Ahead of a March 11 government funding deadline for Congress, the Biden administration has submitted a $32.5 billion supplemental spending request to Congress, specifically to address ongoing challenges from the COVID-19 pandemic and Russia’s invasion of Ukraine.
Few lawmakers would argue that the U.S. continues to face public health challenges from the pandemic, and fewer still would argue that the U.S. should not be considering humanitarian and/or security assistance to the Ukrainian government and its people as they face a violent invasion that threatens their sovereignty.
However, NTU has regularly urged Congress to offset supplemental spending requests, making them at least deficit-neutral – even for urgent priorities. With the nation $30 trillion in debt and running multi-trillion dollar deficits every year, lawmakers must tend to the nation’s fiscal health even as it addresses challenges at home and abroad.
Here’s a glimmer of good news for taxpayers from the Biden administration’s supplemental spending request: the request does not include billions (or tens of billions) of dollars for grants and loans to particular industries or businesses. NTU and six other budget watchdogs warned in January that such a request would be wasteful and unnecessary at this stage of the pandemic.
That said, there’s plenty to worry about in the Biden administration’s supplemental spending request. Here are a few key takeaways for taxpayers.
The Spending Request Would Be Completely Financed by New Debt

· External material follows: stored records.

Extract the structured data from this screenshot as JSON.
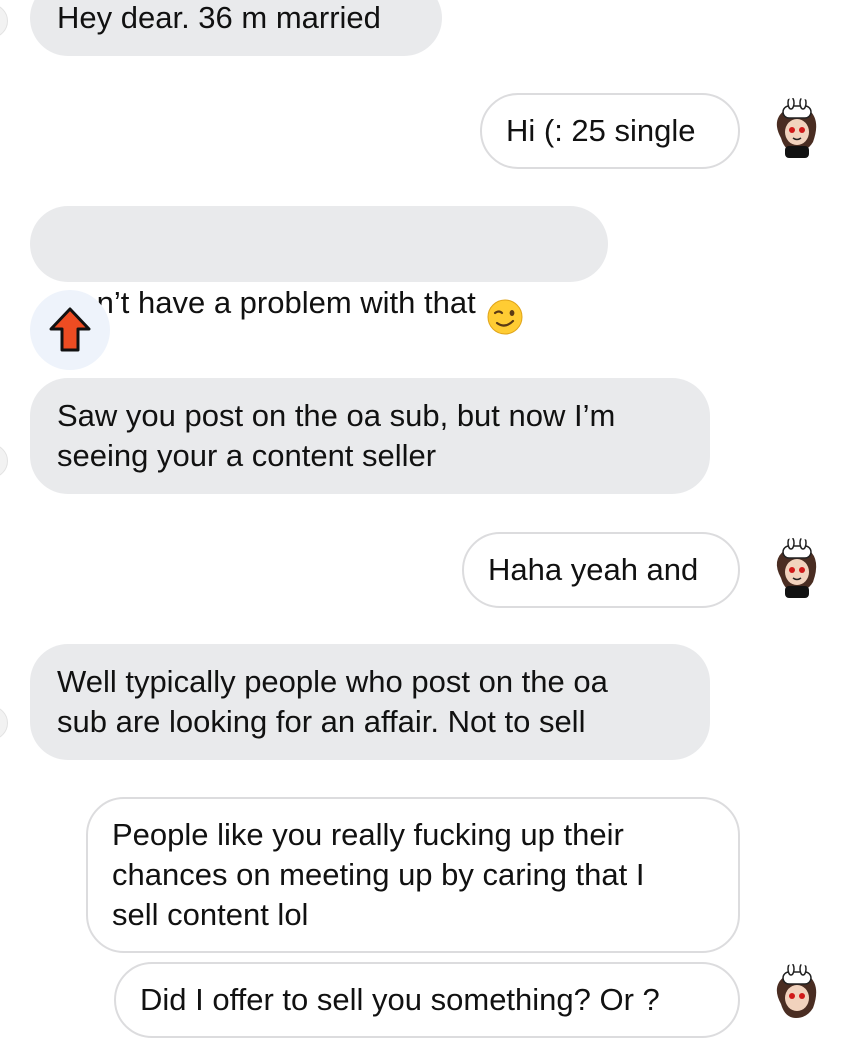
{
  "conversation": {
    "messages": [
      {
        "sender": "them",
        "text": "Hey dear. 36 m married"
      },
      {
        "sender": "me",
        "text": "Hi (: 25 single"
      },
      {
        "sender": "them",
        "text": "Don’t have a problem with that",
        "emoji": "winking-face"
      },
      {
        "sender": "them",
        "text": "Saw you post on the oa sub, but now I’m\nseeing your a content seller"
      },
      {
        "sender": "me",
        "text": "Haha yeah and"
      },
      {
        "sender": "them",
        "text": "Well typically people who post on the oa\nsub are looking for an affair. Not to sell"
      },
      {
        "sender": "me",
        "text": "People like you really fucking up their\nchances on meeting up by caring that I\nsell content lol"
      },
      {
        "sender": "me",
        "text": "Did I offer to sell you something? Or ?"
      }
    ],
    "reaction": {
      "icon": "upvote-arrow-icon",
      "color": "#ee4c22"
    }
  },
  "colors": {
    "incoming_bubble": "#e9eaec",
    "outgoing_border": "#dcdcde",
    "reaction_bg": "#eef3fb"
  }
}
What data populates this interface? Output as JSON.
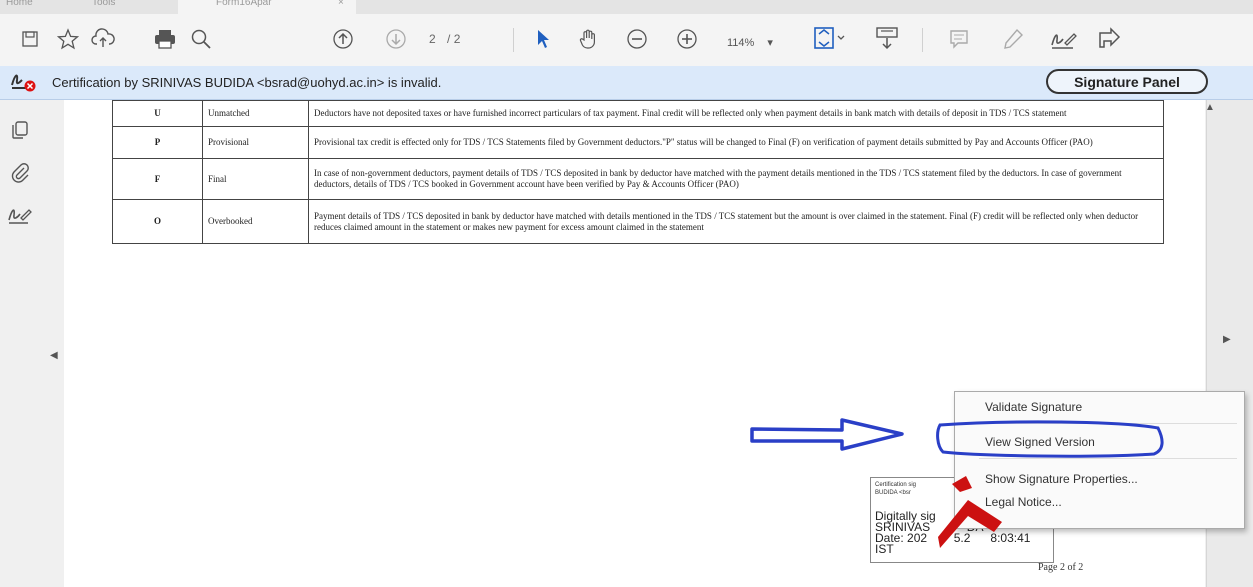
{
  "tabs": {
    "home_label": "Home",
    "tools_label": "Tools",
    "file_label": "Form16Apar",
    "close_label": "×"
  },
  "toolbar": {
    "page_current": "2",
    "page_total": "/ 2",
    "zoom_value": "114%",
    "zoom_dropdown": "▾"
  },
  "signature_bar": {
    "message": "Certification by SRINIVAS BUDIDA <bsrad@uohyd.ac.in> is invalid.",
    "panel_button": "Signature Panel"
  },
  "tax_table": {
    "rows": [
      {
        "code": "U",
        "status": "Unmatched",
        "description": "Deductors have not deposited taxes or have furnished incorrect particulars of tax payment. Final credit will be reflected only when payment details in bank match with details of deposit in TDS / TCS statement"
      },
      {
        "code": "P",
        "status": "Provisional",
        "description": "Provisional tax credit is effected only for TDS / TCS Statements filed by Government deductors.\"P\" status will be changed to Final (F) on verification of payment details submitted by Pay and Accounts Officer (PAO)"
      },
      {
        "code": "F",
        "status": "Final",
        "description": "In case of non-government deductors, payment details of TDS / TCS deposited in bank by deductor have matched with the payment details mentioned in the TDS / TCS statement filed by the deductors. In case of government deductors, details of TDS / TCS booked in Government account have been verified by Pay & Accounts Officer (PAO)"
      },
      {
        "code": "O",
        "status": "Overbooked",
        "description": "Payment details of TDS / TCS deposited in bank by deductor have matched with details mentioned in the TDS / TCS statement but the amount is over claimed in the statement. Final (F) credit will be reflected only when deductor reduces claimed amount in the statement or makes new payment for excess amount claimed in the statement"
      }
    ]
  },
  "signature_box": {
    "header": "Certification sig\nBUDIDA <bsr",
    "body": "Digitally sig\nSRINIVAS           DA\nDate: 202        5.2      8:03:41\nIST"
  },
  "page_footer": "Page 2 of 2",
  "context_menu": {
    "items": [
      {
        "label": "Validate Signature"
      },
      {
        "label": "View Signed Version"
      },
      {
        "label": "Show Signature Properties..."
      },
      {
        "label": "Legal Notice..."
      }
    ]
  },
  "colors": {
    "signature_bar_bg": "#dbe9fa",
    "annotation_blue": "#2a3fc7",
    "annotation_red": "#cc1111"
  }
}
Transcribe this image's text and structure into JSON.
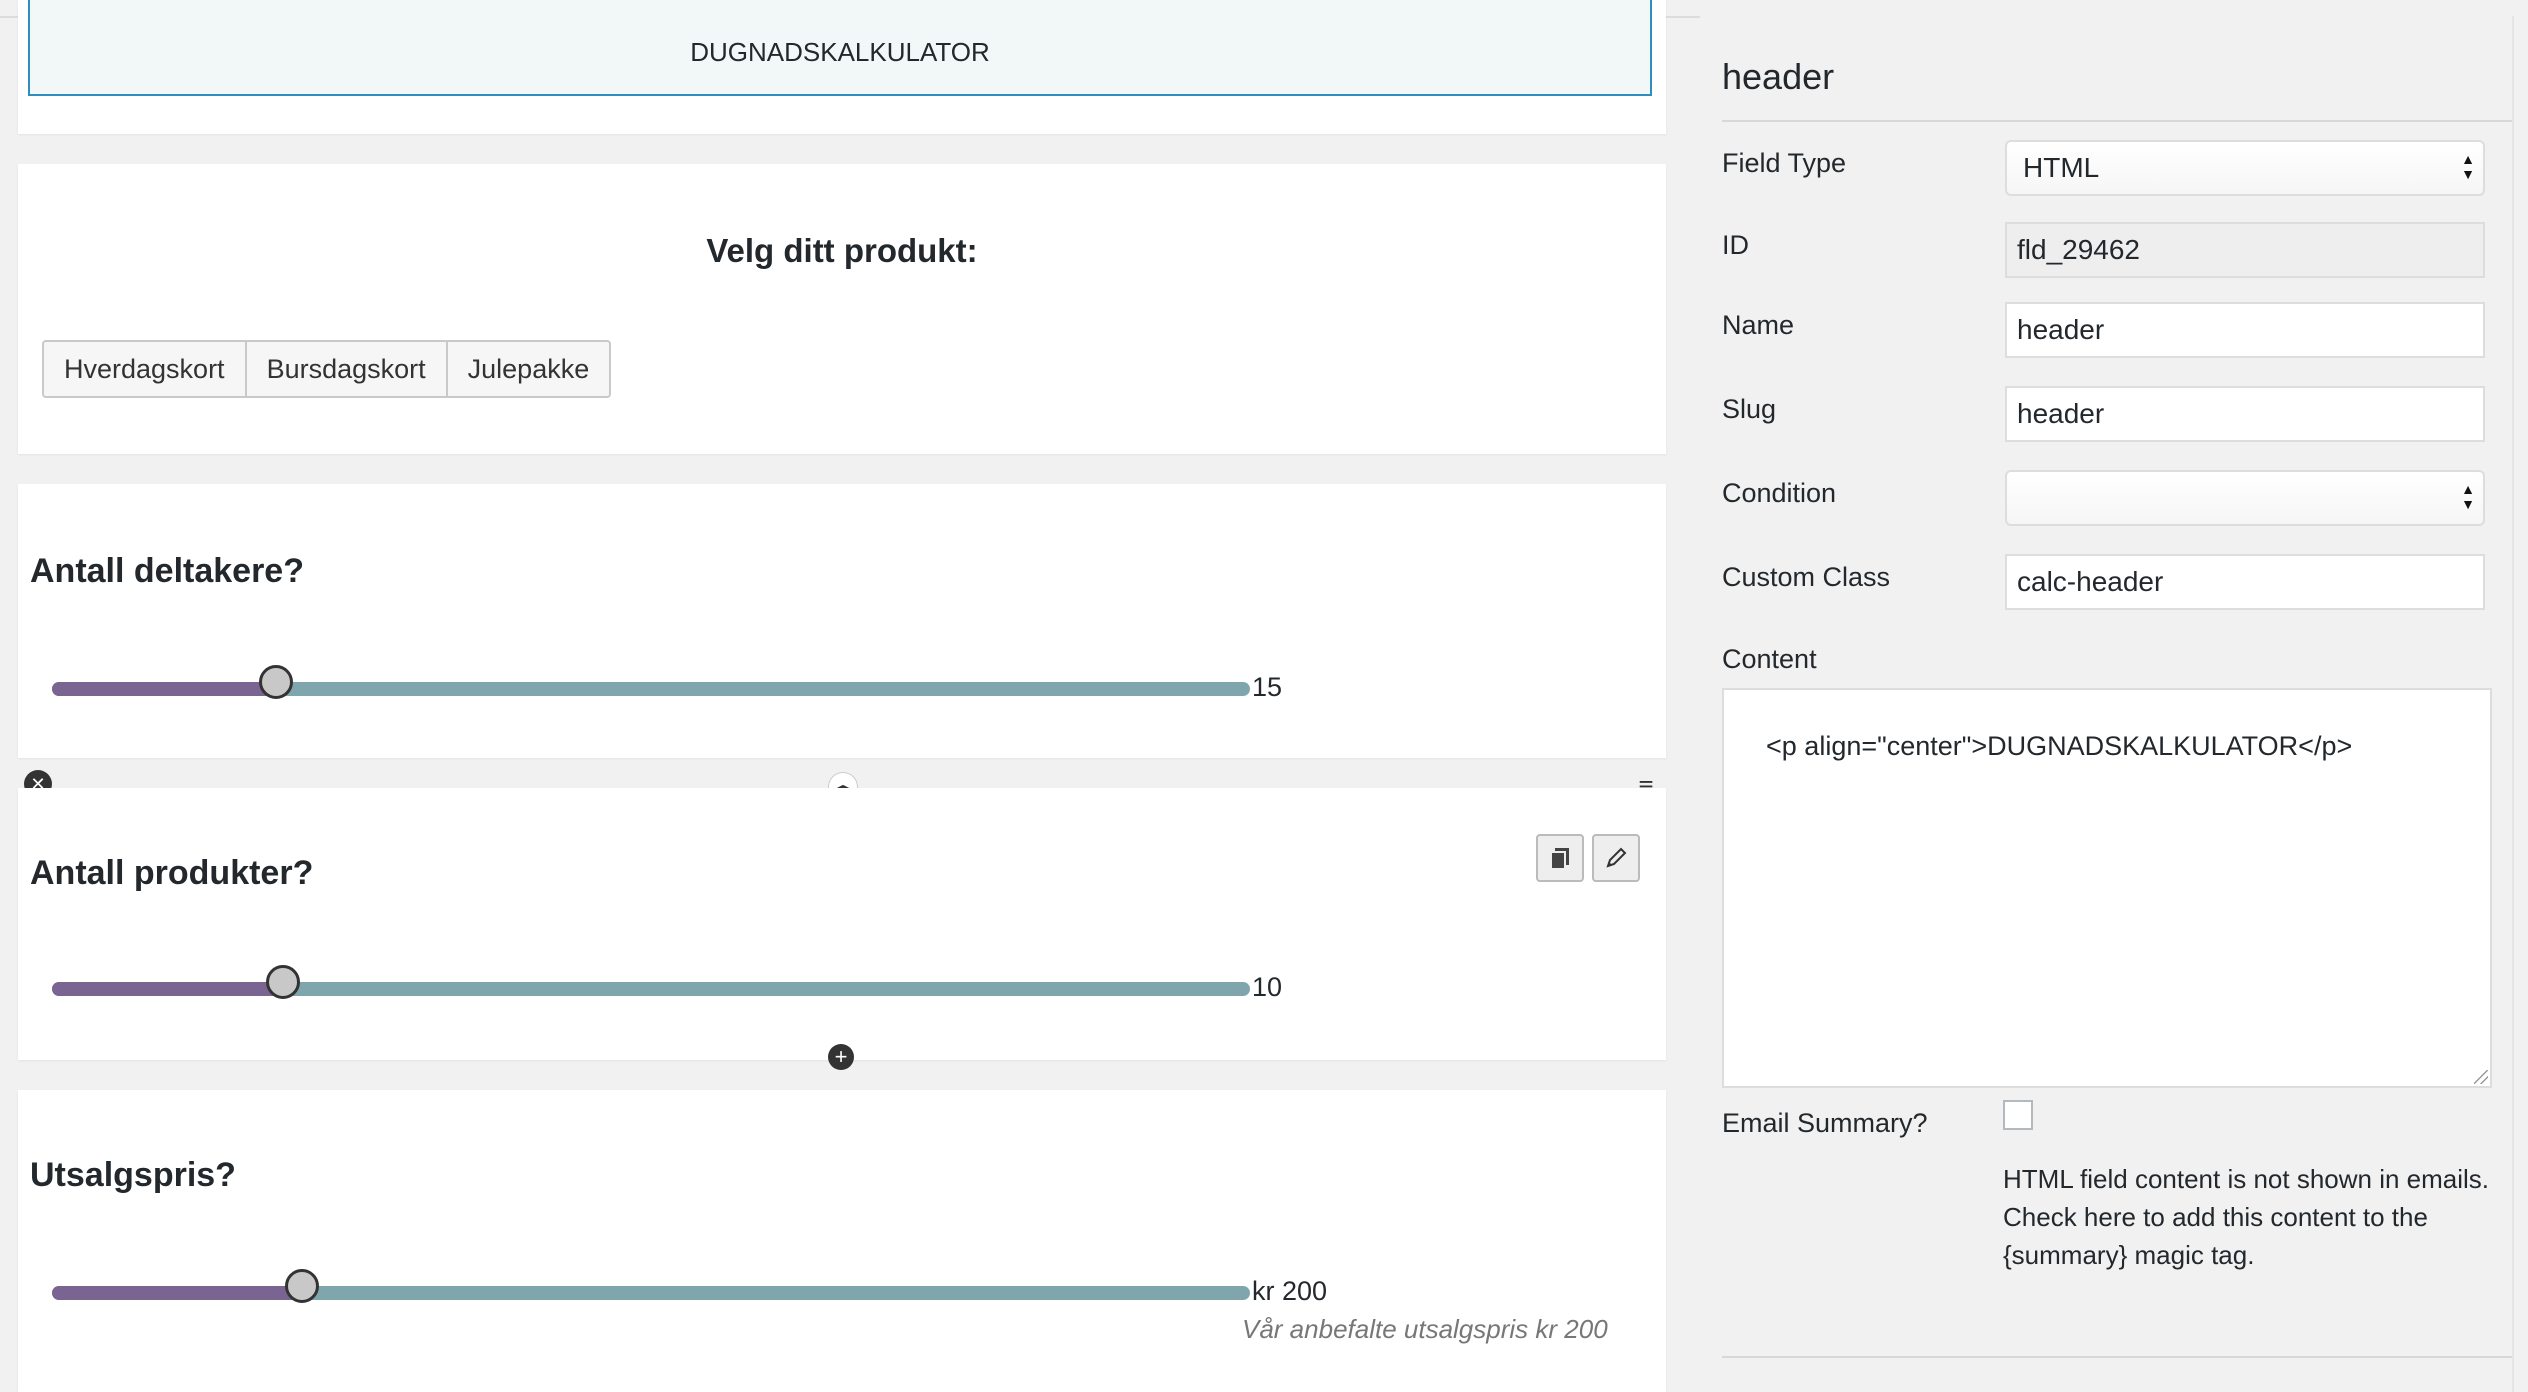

The Biden administration could have pulled the $10 billion request for Ukraine assistance out of a Department of Defense (DoD) topline that is already up to $25 billion higher than the Biden administration requested for fiscal year (FY) 2022. It could have also proposed redirecting $22.5 billion in COVID spending from up to $811 billion in COVID relief funds that “remain either unobligated or unspent” as of January 31, according to the Congressional Budget Office (CBO).
Instead, the Biden administration has proposed all $32.5 billion as emergency spending that will ultimately be financed by more debt, which American taxpayers will have to pay back someday.
Even redirecting all $32.5 billion in the request from unobligated or unspent COVID relief funds would have left nearly $780 billion in unobligated or unspent COVID funds remaining. Taking the $10 billion for Ukraine assistance out of DoD’s topline would have still left the topline at least $15 billion higher than what the military even asked Congress for in its budget request this fiscal year. It is a shame that the Biden administration is proposing to add more debt to already record-high levels and that lawmakers appear all too eager to assent to this request.
COVID Funds Are Available Until October 2025
All $18.25 billion of supplemental funding directed to HHS in the COVID relief bucket is available through September 30, 2025. It would be fair for taxpayers to question why new, deficit-financed dollars that are arguably urgent and designated as “emergency” funds are made available for the next 3.5 years. While the COVID-19 disease unfortunately still may be with us in 2025, every policymaker hopes that the most severe public health impacts of the pandemic will have subsided by then. Anticipated needs for FY 2024, FY 2025, and beyond should be dealt with in the regular appropriations process, and these emergency funds could be made available through the end of the current fiscal year (i.e., September 30, 2022) or, at the latest, the next fiscal year (i.e., September 30, 2023).
$1.75 Billion in Ukraine Dollars May Be Returned to DoD if Not Needed
For a $1.75-billion pot of funding requested for DoD (more than a third of their $4.8 billion in emergency appropriations under the request), the funds may be returned to the agency if “all or part of the funds transferred are not necessary for the purposes provided herein.” While Office of Management and Budget (OMB) Acting Director Shalanda Young has already anticipated that “additional needs” in Ukraine “may arise over time,” making it likely that DoD would, indeed, spend all $1.75 billion provided them under this request, it is still concerning that any unnecessary funds would not be returned to the Treasury Department instead.
Some Ukraine Funding Is for DoD Research and Development
As budget watchdog Taxpayers for Common Sense has already pointed out, nearly $150 million of the requested funding for DoD would be under its research and development bucket:
“Wait…say what? Research and Development funding for a contingency operation in Ukraine? We’ve got some questions about this. The fine print says this is for, ‘artificial intelligence-algorithm development, cybersecurity, and other information technology requirements.’ This will bear watching and we’ll keep an eye on it.”
NTU has questions, too. While funding for personnel and operation and maintenance (O&M) costs of overseas deployments makes sense, given the U.S. national security response to Russia’s invasion of Ukraine thus far, any requests for procurement, and especially for research and development (R&D), deserve more scrutiny.
While the COVID-19 pandemic and invasion of Ukraine are unique, tragic, and world-altering events, it is significant that the proposed $9.25 billion directed to the Department of State under this emergency request is equal to almost 17 percent of all outlays ($54.58 billion) by the State Department in the prior fiscal year. Spending surges to federal agencies come with an enhanced risk for waste or misuse of taxpayer dollars, and we would encourage Congressional watchdogs and the State Department IG to exercise vigorous oversight of how any emergency funding is spent.